- EXERCISE DATA
---+---

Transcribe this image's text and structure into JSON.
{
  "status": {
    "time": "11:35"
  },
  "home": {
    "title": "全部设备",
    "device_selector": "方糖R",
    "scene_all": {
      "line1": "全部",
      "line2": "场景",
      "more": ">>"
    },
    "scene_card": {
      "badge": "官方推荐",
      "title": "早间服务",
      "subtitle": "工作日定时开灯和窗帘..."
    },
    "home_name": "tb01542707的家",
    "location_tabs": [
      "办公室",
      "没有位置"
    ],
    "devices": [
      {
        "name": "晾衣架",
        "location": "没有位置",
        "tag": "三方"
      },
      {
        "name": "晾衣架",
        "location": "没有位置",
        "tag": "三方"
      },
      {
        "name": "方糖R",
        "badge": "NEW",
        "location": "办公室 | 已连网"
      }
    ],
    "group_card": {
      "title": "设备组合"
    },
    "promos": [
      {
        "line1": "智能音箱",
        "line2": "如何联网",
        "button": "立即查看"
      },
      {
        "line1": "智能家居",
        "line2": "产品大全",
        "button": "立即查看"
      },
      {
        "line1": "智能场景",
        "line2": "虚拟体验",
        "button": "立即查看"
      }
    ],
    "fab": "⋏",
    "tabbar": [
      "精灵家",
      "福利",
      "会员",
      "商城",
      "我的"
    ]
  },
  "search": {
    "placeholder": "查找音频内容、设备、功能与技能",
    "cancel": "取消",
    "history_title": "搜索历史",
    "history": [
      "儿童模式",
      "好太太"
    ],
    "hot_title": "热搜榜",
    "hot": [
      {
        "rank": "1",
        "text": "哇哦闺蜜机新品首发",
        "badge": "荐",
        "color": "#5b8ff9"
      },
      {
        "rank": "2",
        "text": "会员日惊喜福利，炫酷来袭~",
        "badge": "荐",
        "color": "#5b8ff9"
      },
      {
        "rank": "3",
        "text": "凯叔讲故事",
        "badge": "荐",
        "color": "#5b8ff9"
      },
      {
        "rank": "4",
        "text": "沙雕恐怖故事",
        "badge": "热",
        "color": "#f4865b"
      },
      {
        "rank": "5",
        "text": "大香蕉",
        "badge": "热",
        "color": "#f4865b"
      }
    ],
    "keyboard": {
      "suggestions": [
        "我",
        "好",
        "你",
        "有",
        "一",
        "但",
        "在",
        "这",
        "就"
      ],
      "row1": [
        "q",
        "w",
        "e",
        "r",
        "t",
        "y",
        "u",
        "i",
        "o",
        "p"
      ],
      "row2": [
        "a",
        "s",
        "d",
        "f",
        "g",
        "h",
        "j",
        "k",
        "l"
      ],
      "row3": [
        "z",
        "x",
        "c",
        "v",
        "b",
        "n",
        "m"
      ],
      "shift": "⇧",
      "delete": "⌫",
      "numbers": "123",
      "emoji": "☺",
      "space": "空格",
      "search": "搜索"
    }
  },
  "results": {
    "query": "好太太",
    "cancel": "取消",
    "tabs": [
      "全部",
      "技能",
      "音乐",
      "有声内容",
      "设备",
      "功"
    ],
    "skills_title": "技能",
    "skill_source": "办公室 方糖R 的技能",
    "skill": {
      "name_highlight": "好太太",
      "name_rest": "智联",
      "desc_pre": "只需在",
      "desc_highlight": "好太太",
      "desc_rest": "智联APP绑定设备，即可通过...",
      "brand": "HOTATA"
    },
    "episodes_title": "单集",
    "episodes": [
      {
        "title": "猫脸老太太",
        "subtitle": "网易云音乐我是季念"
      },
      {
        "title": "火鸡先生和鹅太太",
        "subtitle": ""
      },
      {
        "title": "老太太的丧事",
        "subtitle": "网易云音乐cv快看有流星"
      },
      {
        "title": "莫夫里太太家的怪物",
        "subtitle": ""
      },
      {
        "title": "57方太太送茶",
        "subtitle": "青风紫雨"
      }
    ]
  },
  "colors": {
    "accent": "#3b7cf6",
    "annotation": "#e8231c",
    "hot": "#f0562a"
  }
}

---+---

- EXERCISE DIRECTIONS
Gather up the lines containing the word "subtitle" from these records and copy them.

- ANSWER
      "subtitle": "工作日定时开灯和窗帘..."
        "subtitle": "网易云音乐我是季念"
        "subtitle": ""
        "subtitle": "网易云音乐cv快看有流星"
        "subtitle": ""
        "subtitle": "青风紫雨"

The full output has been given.